On my last day in my apartment on January 30th the walls were bare. Once again white waiting to invite personalisation of character and be turned into a home, someones home. I striped my bed and emptied the rubbish bins, boxed up the cupboards and fridge and moved it all across the hall to Jaysons, sent another two boxes of possessions home, then scrubbed the bathroom whilst Isabelle helped me finish cleaning the room. When everything was done I sat on the grey armchair by the window – as I had done 5.5 months earlier on my first day here, a rainy Friday morning in August – and I looked out the window at my Hogwarts style building Hooigracht / Kloosterpoort / Middelstegracht.

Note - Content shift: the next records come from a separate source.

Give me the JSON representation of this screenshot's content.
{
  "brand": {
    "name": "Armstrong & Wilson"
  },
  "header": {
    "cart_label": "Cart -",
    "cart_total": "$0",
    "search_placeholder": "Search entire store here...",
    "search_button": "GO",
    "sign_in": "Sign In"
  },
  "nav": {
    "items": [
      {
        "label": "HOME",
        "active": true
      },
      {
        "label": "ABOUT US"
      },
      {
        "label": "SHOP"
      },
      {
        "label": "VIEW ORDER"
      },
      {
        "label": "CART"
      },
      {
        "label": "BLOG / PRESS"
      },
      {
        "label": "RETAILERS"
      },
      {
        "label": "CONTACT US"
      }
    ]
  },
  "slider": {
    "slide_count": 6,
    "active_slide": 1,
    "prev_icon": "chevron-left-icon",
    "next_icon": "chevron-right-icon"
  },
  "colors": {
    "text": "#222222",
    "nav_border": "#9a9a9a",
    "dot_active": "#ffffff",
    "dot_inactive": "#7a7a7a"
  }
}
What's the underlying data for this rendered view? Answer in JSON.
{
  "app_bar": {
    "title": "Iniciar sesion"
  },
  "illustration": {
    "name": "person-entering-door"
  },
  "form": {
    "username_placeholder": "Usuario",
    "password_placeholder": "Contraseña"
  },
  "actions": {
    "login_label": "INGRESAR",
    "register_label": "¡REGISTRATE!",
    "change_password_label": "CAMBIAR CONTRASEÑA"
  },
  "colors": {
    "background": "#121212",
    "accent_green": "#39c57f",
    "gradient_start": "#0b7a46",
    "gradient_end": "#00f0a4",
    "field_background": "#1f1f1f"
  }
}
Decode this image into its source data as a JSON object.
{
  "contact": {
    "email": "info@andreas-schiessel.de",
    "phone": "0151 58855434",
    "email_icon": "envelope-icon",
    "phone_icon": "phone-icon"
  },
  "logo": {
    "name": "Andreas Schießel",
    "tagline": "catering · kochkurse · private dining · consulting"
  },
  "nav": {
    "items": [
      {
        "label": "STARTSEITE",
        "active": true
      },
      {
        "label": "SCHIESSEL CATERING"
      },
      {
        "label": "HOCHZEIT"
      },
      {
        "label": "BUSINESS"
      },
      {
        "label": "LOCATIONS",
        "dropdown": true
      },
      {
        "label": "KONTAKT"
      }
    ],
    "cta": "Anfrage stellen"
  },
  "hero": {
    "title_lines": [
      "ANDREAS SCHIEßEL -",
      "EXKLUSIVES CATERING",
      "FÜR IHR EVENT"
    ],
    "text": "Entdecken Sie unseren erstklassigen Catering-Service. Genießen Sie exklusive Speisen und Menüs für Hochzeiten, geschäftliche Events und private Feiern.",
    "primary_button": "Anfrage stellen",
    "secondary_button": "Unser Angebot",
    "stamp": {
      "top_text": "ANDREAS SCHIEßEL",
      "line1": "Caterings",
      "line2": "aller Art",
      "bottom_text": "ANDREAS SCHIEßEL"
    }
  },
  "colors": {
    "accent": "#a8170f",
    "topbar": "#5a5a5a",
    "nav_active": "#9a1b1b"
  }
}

Before turning my eyes to the bare, white, blank room in front of me.
Leiden, you…I can’t begin to thank you and every single person who contributed to my experience here. I remember people asking me why the Netherlands? It was a rather random choice. My reasons were: Europe, able to study in English, a foreign language I could learn, North and cold because I love white winters and as a final factor somewhere different and completely new. Well, what I got was so much more than I ever dreamed of. I have had one of the most life changing experiences I predict I will ever have in my life. I met people who have inspired me to seek new possibilities and opportunities and think beyond my imagination and into other peoples knowledge. I changed what I want. I now want to strive harder, and work towards my second exchange and internship and industry possibilities. I developed a new found appreciation for my home city and decided that when I go home I will make a conscious effort to allow time to love, appreciate and enjoy it. Being here has also promoted me to seriously consider overseas post graduate and masters study programmes, specifically in Europe. I can see myself returning here one day for an extended period of time again. I call Leiden home, my third home. The Netherlands a place I love and will forever hold a special place in my being now. I could happily return and live here. Whilst similar, I feel lucky enough to know that I have explored the Netherlands fairly extensively and I have seen provincial and city specific differences with my own eyes. I am not done, and this is not why I will be coming back. Leaving now I’m slightly frustrated that I won’t be here for the full year to see the coming of Spring and the flourish of tulips or the orange of Kings day. But I know it’s okay, because one day I hope I might. So for now, I’ll say goodbye Leiden.